The new USMCA (United States-Mexico-Canada Agreement) trade deal is met with enthusiasm in the US and Canada, however, its third participant isn’t quite happy about it: to rebut claims and accusations, Mexico’s deputy foreign minister, Jesus Seade, claimed that he’s not going to allow foreign labor inspectors inside the country.
Seade took it on his personal Twitter account to criticize some of the provisions that were included in the USMCA agreement, including the new labor requirements for Mexico. He even capitalized on that in an explicit, Trump-like tweet: “NO INSPECTORS”.
The new North American trade deal
In an attempt to overhaul the quarter-century-old NAFTA (the North American Free Trade Agreement), the three North American countries signed a new trade deal on Thursday, December 11. The top representatives from Canada, the United States, and Mexico attended a ceremony in Mexico City, where the agreement was signed.
While Thursday’s ceremony was a success, it wasn’t the first time the three countries sat together to close the deal. Last year, the same USMCA agreement was supposed to be signed, however, the Democrats controlling the U.S. House of Representatives, suspended the process. They insisted on stricter labor and environmental provisions in the agreement that would be enforced in all members, but especially, in Mexico.
While these delays threatened the whole deal in some cases, the Trump administration, Democrats, and Mexico agreed on adding several clauses in the requirements. But as it turns out, the three members have different opinions about them.
The US and Canada want to create an independent labor inspection body with members from each country. The inspectors will check the labor conditions in Mexico and enforce stricter compliance with the USMCA requirements.
However, according to Seade, it’s a direct violation of the country’s independence. He believes that only “legitimate” method to enforce these provisions is by embedding them into the US’s, Canada’s, and Mexico’s respective laws.
The current law was Seade’s main stress in a series of tweets addressing the issue of labor inspectors. In a three-day period, from Thursday to Sunday, Seade was called many things from his opponent, including “traitor”, for accepting foreign inspectors in the country. His tweets were a direct response to those accusations, claiming that he’ll do anything, even go to the United States, to change the minds of his U.S. and Canadian counterparts.

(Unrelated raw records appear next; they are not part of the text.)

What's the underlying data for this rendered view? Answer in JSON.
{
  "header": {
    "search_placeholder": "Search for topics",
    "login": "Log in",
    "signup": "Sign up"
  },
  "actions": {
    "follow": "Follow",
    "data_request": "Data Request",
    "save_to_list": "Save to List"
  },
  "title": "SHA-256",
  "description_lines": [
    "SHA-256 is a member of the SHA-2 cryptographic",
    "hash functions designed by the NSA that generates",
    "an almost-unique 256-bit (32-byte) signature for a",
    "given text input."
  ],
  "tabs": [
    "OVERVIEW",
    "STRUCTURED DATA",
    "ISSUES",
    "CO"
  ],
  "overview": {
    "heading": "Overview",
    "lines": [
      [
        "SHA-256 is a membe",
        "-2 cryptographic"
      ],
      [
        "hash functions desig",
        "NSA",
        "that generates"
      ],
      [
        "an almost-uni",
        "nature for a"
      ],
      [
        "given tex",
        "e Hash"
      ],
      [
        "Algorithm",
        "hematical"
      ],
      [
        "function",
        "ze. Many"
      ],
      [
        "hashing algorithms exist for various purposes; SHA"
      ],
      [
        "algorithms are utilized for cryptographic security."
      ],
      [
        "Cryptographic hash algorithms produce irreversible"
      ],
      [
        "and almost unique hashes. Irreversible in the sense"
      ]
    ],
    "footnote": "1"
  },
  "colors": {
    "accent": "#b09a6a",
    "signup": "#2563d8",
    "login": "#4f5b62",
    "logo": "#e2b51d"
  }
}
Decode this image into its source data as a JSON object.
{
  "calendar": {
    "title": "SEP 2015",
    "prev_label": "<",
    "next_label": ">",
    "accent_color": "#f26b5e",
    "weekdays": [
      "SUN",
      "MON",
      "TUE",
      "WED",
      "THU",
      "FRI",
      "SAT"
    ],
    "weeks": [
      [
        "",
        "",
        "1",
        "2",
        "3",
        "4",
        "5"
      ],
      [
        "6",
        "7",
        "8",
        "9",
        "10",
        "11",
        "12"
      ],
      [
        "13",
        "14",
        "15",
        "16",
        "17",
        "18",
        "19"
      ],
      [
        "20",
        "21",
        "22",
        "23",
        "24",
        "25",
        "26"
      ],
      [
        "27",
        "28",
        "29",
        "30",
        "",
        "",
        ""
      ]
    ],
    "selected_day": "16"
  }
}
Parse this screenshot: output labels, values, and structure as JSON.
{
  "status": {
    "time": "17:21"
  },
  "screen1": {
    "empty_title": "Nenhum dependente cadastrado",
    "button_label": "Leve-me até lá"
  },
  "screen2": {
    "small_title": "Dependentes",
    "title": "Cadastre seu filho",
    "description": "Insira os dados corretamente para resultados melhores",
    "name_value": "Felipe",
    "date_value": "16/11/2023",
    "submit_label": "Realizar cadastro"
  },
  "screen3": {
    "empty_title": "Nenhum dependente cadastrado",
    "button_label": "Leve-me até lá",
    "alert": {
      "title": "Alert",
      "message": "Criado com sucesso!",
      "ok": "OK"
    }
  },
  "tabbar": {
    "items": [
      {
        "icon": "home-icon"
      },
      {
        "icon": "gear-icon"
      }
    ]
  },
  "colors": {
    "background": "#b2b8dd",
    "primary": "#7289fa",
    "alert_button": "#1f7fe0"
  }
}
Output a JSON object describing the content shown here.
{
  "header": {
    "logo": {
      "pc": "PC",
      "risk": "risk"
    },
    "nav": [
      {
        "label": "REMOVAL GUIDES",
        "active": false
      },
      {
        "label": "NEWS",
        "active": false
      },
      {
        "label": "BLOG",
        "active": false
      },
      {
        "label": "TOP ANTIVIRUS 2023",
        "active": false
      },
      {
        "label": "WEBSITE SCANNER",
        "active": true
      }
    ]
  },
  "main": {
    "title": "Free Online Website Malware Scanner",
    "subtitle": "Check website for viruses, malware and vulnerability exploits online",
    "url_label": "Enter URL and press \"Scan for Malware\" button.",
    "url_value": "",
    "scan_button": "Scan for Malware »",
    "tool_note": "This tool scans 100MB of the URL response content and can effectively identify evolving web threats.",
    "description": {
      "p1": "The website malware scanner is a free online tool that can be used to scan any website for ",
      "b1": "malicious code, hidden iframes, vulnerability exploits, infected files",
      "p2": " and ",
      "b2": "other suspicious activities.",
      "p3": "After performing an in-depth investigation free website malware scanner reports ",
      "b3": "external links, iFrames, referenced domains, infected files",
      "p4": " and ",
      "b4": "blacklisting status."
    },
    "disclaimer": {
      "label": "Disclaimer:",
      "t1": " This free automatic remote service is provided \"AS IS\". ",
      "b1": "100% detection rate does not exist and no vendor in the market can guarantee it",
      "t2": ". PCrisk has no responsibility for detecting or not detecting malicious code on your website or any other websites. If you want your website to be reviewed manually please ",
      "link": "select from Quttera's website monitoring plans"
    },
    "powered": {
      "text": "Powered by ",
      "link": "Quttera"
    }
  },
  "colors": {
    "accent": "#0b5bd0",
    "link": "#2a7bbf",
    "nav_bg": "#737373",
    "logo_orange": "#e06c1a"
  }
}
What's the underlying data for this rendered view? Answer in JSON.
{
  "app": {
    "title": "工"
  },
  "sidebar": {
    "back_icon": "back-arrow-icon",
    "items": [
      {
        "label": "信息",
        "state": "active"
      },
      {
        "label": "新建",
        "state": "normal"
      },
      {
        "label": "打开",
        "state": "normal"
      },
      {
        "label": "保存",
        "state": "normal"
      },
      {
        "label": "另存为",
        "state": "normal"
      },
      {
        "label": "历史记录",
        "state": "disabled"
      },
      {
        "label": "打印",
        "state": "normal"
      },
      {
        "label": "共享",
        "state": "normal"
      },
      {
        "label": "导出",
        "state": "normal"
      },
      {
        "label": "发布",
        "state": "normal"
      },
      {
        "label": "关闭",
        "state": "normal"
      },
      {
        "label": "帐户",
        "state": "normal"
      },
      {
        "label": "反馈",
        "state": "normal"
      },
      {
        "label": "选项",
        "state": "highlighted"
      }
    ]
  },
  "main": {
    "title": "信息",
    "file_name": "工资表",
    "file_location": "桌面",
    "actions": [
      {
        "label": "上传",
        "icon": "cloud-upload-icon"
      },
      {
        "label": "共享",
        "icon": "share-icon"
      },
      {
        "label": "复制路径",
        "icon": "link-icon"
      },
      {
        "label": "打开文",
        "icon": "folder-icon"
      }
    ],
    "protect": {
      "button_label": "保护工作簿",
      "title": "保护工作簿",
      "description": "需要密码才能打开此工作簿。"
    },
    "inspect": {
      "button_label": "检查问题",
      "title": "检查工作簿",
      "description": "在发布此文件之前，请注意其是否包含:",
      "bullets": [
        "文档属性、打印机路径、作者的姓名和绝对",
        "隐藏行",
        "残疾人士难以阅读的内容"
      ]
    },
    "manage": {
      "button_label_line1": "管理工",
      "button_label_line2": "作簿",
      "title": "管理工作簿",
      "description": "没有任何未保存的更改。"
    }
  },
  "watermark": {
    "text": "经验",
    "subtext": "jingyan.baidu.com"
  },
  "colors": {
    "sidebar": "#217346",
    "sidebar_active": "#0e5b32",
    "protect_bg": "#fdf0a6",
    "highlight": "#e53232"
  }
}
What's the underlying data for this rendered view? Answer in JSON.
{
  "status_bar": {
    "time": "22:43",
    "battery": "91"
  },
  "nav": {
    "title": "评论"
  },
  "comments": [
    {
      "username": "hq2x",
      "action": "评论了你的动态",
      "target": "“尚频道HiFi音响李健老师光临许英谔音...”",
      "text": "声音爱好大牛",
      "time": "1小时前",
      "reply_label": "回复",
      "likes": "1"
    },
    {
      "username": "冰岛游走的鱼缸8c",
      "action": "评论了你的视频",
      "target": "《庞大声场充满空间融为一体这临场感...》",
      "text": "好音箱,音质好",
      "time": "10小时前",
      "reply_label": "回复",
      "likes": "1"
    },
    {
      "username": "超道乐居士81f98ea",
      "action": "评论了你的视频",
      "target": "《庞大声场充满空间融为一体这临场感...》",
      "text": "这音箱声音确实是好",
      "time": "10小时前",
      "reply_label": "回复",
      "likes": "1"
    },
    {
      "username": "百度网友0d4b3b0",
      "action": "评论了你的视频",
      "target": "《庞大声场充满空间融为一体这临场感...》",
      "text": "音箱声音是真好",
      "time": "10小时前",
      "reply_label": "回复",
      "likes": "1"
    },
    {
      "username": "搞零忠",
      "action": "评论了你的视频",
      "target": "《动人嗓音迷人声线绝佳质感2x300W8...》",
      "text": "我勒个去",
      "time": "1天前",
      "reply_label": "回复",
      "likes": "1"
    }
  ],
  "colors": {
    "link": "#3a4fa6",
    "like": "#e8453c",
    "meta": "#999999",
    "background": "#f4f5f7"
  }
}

With NAFTA being effectively replaced by USMCA, the three North American countries expect to have fairer trade deals regarding steel, coal, manufacturing, and other production material. The deal also regulates the import quotas from China which, of course, has been the main goal for Trump administration for three years now.